[RECORDS PROVIDED — start]
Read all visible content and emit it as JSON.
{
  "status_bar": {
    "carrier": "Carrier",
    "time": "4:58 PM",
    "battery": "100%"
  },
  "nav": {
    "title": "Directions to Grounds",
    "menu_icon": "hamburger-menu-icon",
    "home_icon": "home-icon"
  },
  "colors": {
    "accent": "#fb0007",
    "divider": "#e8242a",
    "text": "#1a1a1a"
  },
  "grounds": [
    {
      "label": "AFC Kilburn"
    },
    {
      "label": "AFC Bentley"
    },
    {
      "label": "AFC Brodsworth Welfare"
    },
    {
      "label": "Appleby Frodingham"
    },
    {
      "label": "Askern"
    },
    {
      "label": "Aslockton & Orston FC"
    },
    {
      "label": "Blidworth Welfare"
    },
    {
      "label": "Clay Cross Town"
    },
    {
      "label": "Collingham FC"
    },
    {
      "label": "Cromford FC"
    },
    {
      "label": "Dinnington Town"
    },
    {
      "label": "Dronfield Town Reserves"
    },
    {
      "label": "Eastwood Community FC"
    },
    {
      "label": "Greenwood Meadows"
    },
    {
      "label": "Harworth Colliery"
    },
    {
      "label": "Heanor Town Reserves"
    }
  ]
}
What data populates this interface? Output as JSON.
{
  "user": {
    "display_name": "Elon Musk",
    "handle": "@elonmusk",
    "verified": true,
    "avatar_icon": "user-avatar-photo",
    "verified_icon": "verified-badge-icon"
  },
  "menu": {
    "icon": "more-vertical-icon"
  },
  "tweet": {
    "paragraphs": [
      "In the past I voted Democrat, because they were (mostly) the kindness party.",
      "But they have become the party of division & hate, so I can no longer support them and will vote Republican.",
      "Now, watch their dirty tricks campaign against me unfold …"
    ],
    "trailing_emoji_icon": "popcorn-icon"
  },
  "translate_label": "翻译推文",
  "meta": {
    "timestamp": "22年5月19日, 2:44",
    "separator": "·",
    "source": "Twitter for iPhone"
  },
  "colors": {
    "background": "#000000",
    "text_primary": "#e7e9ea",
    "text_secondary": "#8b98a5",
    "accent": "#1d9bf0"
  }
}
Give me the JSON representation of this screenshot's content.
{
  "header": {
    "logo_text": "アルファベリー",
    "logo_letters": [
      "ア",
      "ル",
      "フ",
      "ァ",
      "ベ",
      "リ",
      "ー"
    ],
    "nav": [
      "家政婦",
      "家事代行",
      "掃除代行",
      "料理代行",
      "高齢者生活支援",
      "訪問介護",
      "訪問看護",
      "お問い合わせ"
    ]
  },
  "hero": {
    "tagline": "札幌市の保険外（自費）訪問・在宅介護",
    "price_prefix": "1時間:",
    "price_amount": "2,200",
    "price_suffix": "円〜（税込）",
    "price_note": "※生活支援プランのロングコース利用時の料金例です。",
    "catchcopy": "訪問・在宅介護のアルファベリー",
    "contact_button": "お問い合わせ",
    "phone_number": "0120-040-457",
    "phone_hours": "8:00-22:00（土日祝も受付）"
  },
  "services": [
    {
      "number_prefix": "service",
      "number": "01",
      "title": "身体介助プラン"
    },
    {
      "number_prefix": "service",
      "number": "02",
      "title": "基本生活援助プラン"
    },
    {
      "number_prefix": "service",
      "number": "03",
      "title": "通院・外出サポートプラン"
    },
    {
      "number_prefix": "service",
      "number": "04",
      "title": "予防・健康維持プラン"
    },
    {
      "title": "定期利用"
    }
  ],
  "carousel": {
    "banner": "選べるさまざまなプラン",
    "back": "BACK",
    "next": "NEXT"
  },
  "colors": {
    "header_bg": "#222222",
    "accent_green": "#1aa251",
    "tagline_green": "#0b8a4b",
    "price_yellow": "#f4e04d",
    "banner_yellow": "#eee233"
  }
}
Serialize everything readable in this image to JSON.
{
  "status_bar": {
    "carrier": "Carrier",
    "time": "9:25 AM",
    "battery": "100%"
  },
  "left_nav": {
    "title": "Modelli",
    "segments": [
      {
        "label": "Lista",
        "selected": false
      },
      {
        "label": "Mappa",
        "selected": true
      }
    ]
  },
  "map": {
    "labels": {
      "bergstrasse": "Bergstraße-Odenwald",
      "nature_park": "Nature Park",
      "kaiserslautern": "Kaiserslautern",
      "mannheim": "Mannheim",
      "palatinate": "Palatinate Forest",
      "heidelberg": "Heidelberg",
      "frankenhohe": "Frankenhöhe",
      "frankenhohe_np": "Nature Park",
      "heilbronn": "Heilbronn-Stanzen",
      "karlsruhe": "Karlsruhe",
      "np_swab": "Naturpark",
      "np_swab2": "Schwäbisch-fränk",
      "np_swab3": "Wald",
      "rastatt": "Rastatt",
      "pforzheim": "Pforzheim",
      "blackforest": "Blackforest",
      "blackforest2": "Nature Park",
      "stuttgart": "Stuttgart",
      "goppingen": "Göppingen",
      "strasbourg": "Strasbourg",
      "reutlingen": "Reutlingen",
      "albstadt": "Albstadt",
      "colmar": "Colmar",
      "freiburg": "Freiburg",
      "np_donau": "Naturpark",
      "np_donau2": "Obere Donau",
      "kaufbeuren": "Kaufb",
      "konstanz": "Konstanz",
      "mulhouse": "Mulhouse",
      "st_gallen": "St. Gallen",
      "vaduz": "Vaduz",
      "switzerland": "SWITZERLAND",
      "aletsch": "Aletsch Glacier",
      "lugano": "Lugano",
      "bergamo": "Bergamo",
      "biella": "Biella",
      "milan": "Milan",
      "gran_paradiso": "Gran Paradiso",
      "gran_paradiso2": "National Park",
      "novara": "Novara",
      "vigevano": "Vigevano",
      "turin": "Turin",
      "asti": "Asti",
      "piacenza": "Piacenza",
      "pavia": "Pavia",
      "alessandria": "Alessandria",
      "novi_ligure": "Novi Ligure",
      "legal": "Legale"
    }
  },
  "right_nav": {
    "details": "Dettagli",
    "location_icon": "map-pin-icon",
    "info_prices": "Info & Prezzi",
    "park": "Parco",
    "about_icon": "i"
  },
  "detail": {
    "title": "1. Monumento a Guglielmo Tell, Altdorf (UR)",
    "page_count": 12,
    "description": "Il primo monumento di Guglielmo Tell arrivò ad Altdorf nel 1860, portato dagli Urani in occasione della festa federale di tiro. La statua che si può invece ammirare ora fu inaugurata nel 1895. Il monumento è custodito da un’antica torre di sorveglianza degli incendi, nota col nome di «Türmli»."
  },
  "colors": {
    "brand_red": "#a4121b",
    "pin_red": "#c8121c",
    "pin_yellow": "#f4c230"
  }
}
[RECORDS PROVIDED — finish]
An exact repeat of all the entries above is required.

**YOUR RESPONSE:**
Read all visible content and emit it as JSON.
{
  "status_bar": {
    "carrier": "Carrier",
    "time": "4:58 PM",
    "battery": "100%"
  },
  "nav": {
    "title": "Directions to Grounds",
    "menu_icon": "hamburger-menu-icon",
    "home_icon": "home-icon"
  },
  "colors": {
    "accent": "#fb0007",
    "divider": "#e8242a",
    "text": "#1a1a1a"
  },
  "grounds": [
    {
      "label": "AFC Kilburn"
    },
    {
      "label": "AFC Bentley"
    },
    {
      "label": "AFC Brodsworth Welfare"
    },
    {
      "label": "Appleby Frodingham"
    },
    {
      "label": "Askern"
    },
    {
      "label": "Aslockton & Orston FC"
    },
    {
      "label": "Blidworth Welfare"
    },
    {
      "label": "Clay Cross Town"
    },
    {
      "label": "Collingham FC"
    },
    {
      "label": "Cromford FC"
    },
    {
      "label": "Dinnington Town"
    },
    {
      "label": "Dronfield Town Reserves"
    },
    {
      "label": "Eastwood Community FC"
    },
    {
      "label": "Greenwood Meadows"
    },
    {
      "label": "Harworth Colliery"
    },
    {
      "label": "Heanor Town Reserves"
    }
  ]
}
What data populates this interface? Output as JSON.
{
  "user": {
    "display_name": "Elon Musk",
    "handle": "@elonmusk",
    "verified": true,
    "avatar_icon": "user-avatar-photo",
    "verified_icon": "verified-badge-icon"
  },
  "menu": {
    "icon": "more-vertical-icon"
  },
  "tweet": {
    "paragraphs": [
      "In the past I voted Democrat, because they were (mostly) the kindness party.",
      "But they have become the party of division & hate, so I can no longer support them and will vote Republican.",
      "Now, watch their dirty tricks campaign against me unfold …"
    ],
    "trailing_emoji_icon": "popcorn-icon"
  },
  "translate_label": "翻译推文",
  "meta": {
    "timestamp": "22年5月19日, 2:44",
    "separator": "·",
    "source": "Twitter for iPhone"
  },
  "colors": {
    "background": "#000000",
    "text_primary": "#e7e9ea",
    "text_secondary": "#8b98a5",
    "accent": "#1d9bf0"
  }
}
Give me the JSON representation of this screenshot's content.
{
  "header": {
    "logo_text": "アルファベリー",
    "logo_letters": [
      "ア",
      "ル",
      "フ",
      "ァ",
      "ベ",
      "リ",
      "ー"
    ],
    "nav": [
      "家政婦",
      "家事代行",
      "掃除代行",
      "料理代行",
      "高齢者生活支援",
      "訪問介護",
      "訪問看護",
      "お問い合わせ"
    ]
  },
  "hero": {
    "tagline": "札幌市の保険外（自費）訪問・在宅介護",
    "price_prefix": "1時間:",
    "price_amount": "2,200",
    "price_suffix": "円〜（税込）",
    "price_note": "※生活支援プランのロングコース利用時の料金例です。",
    "catchcopy": "訪問・在宅介護のアルファベリー",
    "contact_button": "お問い合わせ",
    "phone_number": "0120-040-457",
    "phone_hours": "8:00-22:00（土日祝も受付）"
  },
  "services": [
    {
      "number_prefix": "service",
      "number": "01",
      "title": "身体介助プラン"
    },
    {
      "number_prefix": "service",
      "number": "02",
      "title": "基本生活援助プラン"
    },
    {
      "number_prefix": "service",
      "number": "03",
      "title": "通院・外出サポートプラン"
    },
    {
      "number_prefix": "service",
      "number": "04",
      "title": "予防・健康維持プラン"
    },
    {
      "title": "定期利用"
    }
  ],
  "carousel": {
    "banner": "選べるさまざまなプラン",
    "back": "BACK",
    "next": "NEXT"
  },
  "colors": {
    "header_bg": "#222222",
    "accent_green": "#1aa251",
    "tagline_green": "#0b8a4b",
    "price_yellow": "#f4e04d",
    "banner_yellow": "#eee233"
  }
}
Serialize everything readable in this image to JSON.
{
  "status_bar": {
    "carrier": "Carrier",
    "time": "9:25 AM",
    "battery": "100%"
  },
  "left_nav": {
    "title": "Modelli",
    "segments": [
      {
        "label": "Lista",
        "selected": false
      },
      {
        "label": "Mappa",
        "selected": true
      }
    ]
  },
  "map": {
    "labels": {
      "bergstrasse": "Bergstraße-Odenwald",
      "nature_park": "Nature Park",
      "kaiserslautern": "Kaiserslautern",
      "mannheim": "Mannheim",
      "palatinate": "Palatinate Forest",
      "heidelberg": "Heidelberg",
      "frankenhohe": "Frankenhöhe",
      "frankenhohe_np": "Nature Park",
      "heilbronn": "Heilbronn-Stanzen",
      "karlsruhe": "Karlsruhe",
      "np_swab": "Naturpark",
      "np_swab2": "Schwäbisch-fränk",
      "np_swab3": "Wald",
      "rastatt": "Rastatt",
      "pforzheim": "Pforzheim",
      "blackforest": "Blackforest",
      "blackforest2": "Nature Park",
      "stuttgart": "Stuttgart",
      "goppingen": "Göppingen",
      "strasbourg": "Strasbourg",
      "reutlingen": "Reutlingen",
      "albstadt": "Albstadt",
      "colmar": "Colmar",
      "freiburg": "Freiburg",
      "np_donau": "Naturpark",
      "np_donau2": "Obere Donau",
      "kaufbeuren": "Kaufb",
      "konstanz": "Konstanz",
      "mulhouse": "Mulhouse",
      "st_gallen": "St. Gallen",
      "vaduz": "Vaduz",
      "switzerland": "SWITZERLAND",
      "aletsch": "Aletsch Glacier",
      "lugano": "Lugano",
      "bergamo": "Bergamo",
      "biella": "Biella",
      "milan": "Milan",
      "gran_paradiso": "Gran Paradiso",
      "gran_paradiso2": "National Park",
      "novara": "Novara",
      "vigevano": "Vigevano",
      "turin": "Turin",
      "asti": "Asti",
      "piacenza": "Piacenza",
      "pavia": "Pavia",
      "alessandria": "Alessandria",
      "novi_ligure": "Novi Ligure",
      "legal": "Legale"
    }
  },
  "right_nav": {
    "details": "Dettagli",
    "location_icon": "map-pin-icon",
    "info_prices": "Info & Prezzi",
    "park": "Parco",
    "about_icon": "i"
  },
  "detail": {
    "title": "1. Monumento a Guglielmo Tell, Altdorf (UR)",
    "page_count": 12,
    "description": "Il primo monumento di Guglielmo Tell arrivò ad Altdorf nel 1860, portato dagli Urani in occasione della festa federale di tiro. La statua che si può invece ammirare ora fu inaugurata nel 1895. Il monumento è custodito da un’antica torre di sorveglianza degli incendi, nota col nome di «Türmli»."
  },
  "colors": {
    "brand_red": "#a4121b",
    "pin_red": "#c8121c",
    "pin_yellow": "#f4c230"
  }
}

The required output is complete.